**TASK REQUIREMENTS**
Only the number is wanted: how many lines below include "content"?

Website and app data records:
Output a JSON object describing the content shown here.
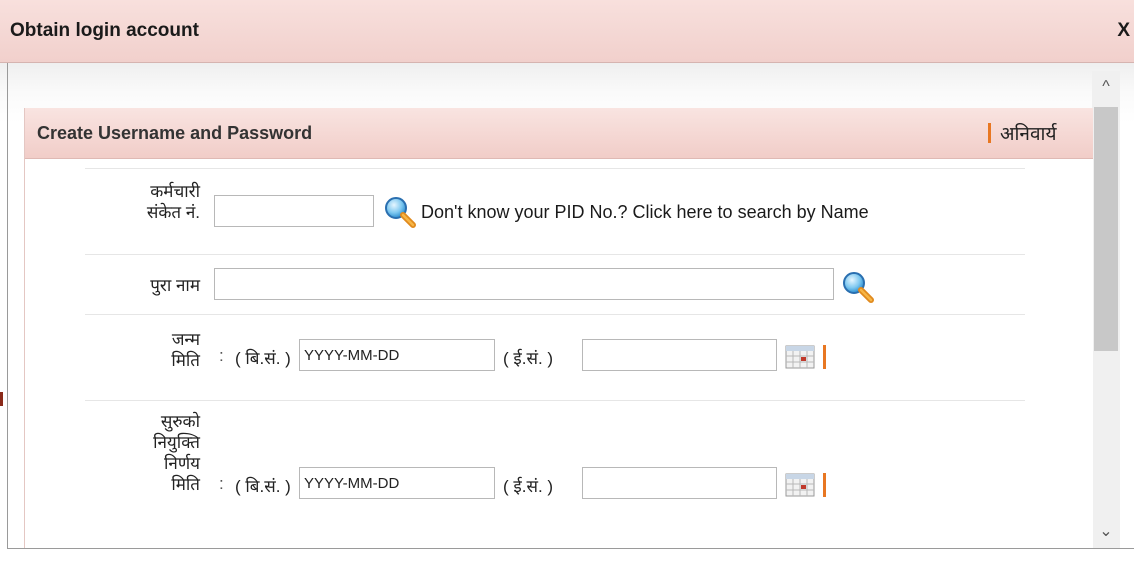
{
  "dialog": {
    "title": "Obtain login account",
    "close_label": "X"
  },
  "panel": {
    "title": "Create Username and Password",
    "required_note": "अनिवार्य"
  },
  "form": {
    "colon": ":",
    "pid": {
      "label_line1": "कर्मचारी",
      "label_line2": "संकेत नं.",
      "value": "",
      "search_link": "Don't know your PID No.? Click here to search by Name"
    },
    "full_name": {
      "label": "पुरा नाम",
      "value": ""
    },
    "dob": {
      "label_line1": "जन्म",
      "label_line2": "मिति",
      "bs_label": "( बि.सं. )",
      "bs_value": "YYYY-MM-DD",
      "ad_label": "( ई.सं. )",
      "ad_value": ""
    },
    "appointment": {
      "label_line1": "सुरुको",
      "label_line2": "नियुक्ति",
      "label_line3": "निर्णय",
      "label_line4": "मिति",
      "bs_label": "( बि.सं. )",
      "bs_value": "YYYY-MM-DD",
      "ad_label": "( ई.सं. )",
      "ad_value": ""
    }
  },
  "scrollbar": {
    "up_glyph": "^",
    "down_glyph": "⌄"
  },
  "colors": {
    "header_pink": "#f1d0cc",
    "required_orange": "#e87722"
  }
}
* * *
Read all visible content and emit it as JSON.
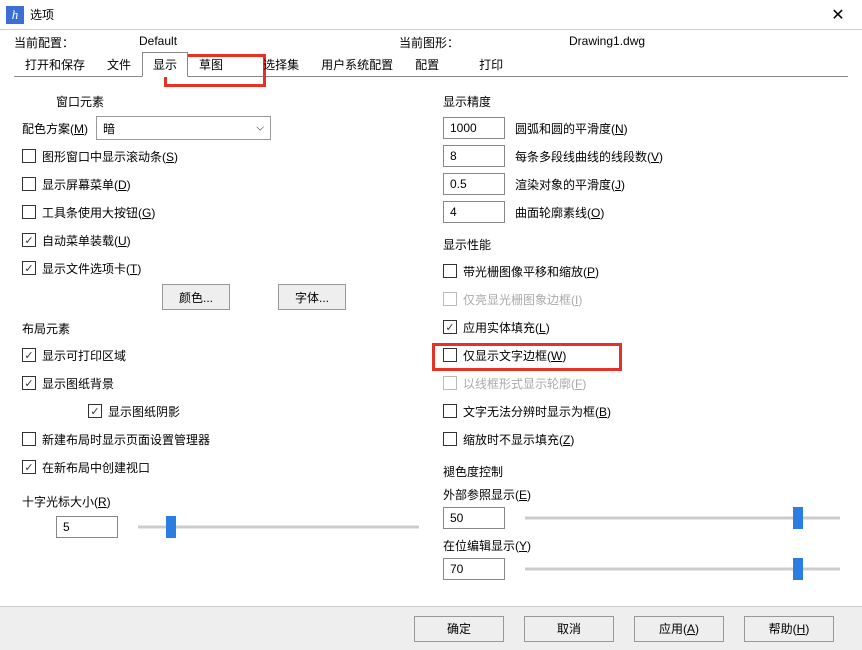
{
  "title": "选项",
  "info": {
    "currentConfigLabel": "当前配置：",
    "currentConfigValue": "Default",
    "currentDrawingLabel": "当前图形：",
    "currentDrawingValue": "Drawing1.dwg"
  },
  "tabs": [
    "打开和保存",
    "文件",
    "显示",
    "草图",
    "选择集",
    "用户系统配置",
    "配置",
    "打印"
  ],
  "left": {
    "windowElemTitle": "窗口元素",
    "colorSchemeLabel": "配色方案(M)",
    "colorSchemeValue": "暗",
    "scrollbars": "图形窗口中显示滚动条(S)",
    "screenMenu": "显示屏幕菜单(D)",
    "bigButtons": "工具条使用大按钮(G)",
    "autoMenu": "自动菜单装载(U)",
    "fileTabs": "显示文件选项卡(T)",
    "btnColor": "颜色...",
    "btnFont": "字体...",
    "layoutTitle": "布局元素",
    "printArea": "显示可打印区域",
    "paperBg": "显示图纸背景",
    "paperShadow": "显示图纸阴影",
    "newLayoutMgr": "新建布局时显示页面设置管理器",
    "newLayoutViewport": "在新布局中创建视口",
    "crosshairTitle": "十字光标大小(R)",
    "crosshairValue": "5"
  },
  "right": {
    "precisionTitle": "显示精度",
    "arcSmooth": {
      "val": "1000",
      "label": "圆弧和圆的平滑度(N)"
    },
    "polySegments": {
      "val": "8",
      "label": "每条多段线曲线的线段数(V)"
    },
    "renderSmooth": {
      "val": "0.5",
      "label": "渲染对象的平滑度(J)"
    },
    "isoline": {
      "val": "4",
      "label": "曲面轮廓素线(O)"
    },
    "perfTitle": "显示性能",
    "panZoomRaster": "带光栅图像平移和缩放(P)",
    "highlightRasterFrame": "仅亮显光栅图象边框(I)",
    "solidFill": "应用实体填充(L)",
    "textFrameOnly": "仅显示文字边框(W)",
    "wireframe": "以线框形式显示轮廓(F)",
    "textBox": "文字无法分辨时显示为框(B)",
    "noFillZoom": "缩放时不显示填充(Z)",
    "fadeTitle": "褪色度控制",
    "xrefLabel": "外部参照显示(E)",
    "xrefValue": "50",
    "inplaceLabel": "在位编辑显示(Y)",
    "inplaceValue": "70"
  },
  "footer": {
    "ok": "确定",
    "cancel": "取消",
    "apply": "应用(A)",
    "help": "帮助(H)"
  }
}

**EXERCISE RESPONSE**
2